■ Exercise instructions
All of the data that follows is to be printed exactly, without pictures.

■ Data shown

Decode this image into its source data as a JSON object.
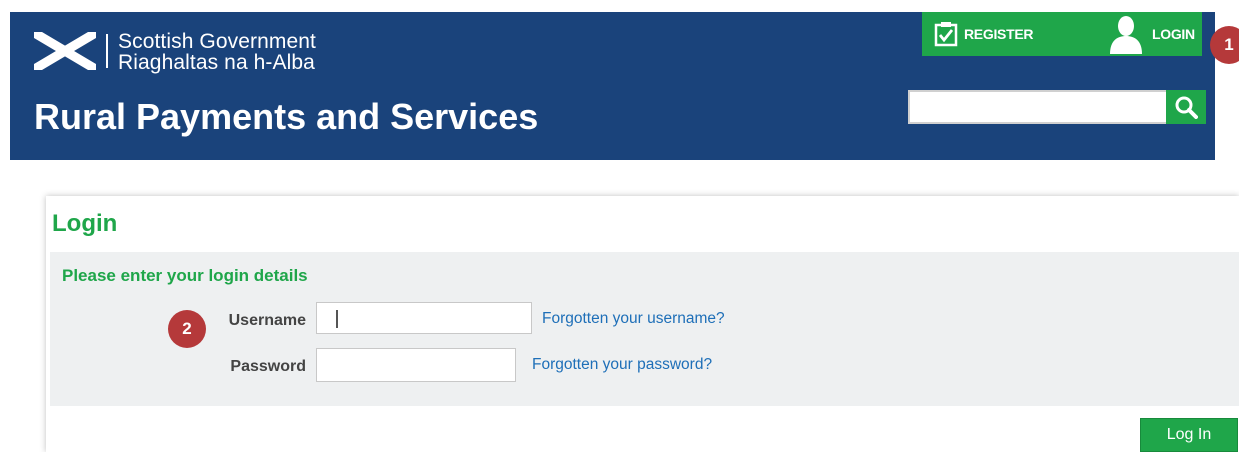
{
  "header": {
    "logo_line1": "Scottish Government",
    "logo_line2": "Riaghaltas na h-Alba",
    "site_title": "Rural Payments and Services",
    "nav": {
      "register_label": "REGISTER",
      "login_label": "LOGIN"
    },
    "search": {
      "value": "",
      "icon": "search-icon"
    }
  },
  "markers": {
    "marker1": "1",
    "marker2": "2"
  },
  "login_panel": {
    "title": "Login",
    "form_heading": "Please enter your login details",
    "username_label": "Username",
    "username_value": "",
    "password_label": "Password",
    "password_value": "",
    "forgot_username": "Forgotten your username?",
    "forgot_password": "Forgotten your password?",
    "login_button": "Log In"
  },
  "colors": {
    "header_bg": "#1a437b",
    "accent_green": "#1fa64a",
    "marker_red": "#b5393a",
    "link_blue": "#1e6fb8"
  }
}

■ Problem solution
Decode this image into its source data as a JSON object.
{
  "header": {
    "logo_line1": "Scottish Government",
    "logo_line2": "Riaghaltas na h-Alba",
    "site_title": "Rural Payments and Services",
    "nav": {
      "register_label": "REGISTER",
      "login_label": "LOGIN"
    },
    "search": {
      "value": "",
      "icon": "search-icon"
    }
  },
  "markers": {
    "marker1": "1",
    "marker2": "2"
  },
  "login_panel": {
    "title": "Login",
    "form_heading": "Please enter your login details",
    "username_label": "Username",
    "username_value": "",
    "password_label": "Password",
    "password_value": "",
    "forgot_username": "Forgotten your username?",
    "forgot_password": "Forgotten your password?",
    "login_button": "Log In"
  },
  "colors": {
    "header_bg": "#1a437b",
    "accent_green": "#1fa64a",
    "marker_red": "#b5393a",
    "link_blue": "#1e6fb8"
  }
}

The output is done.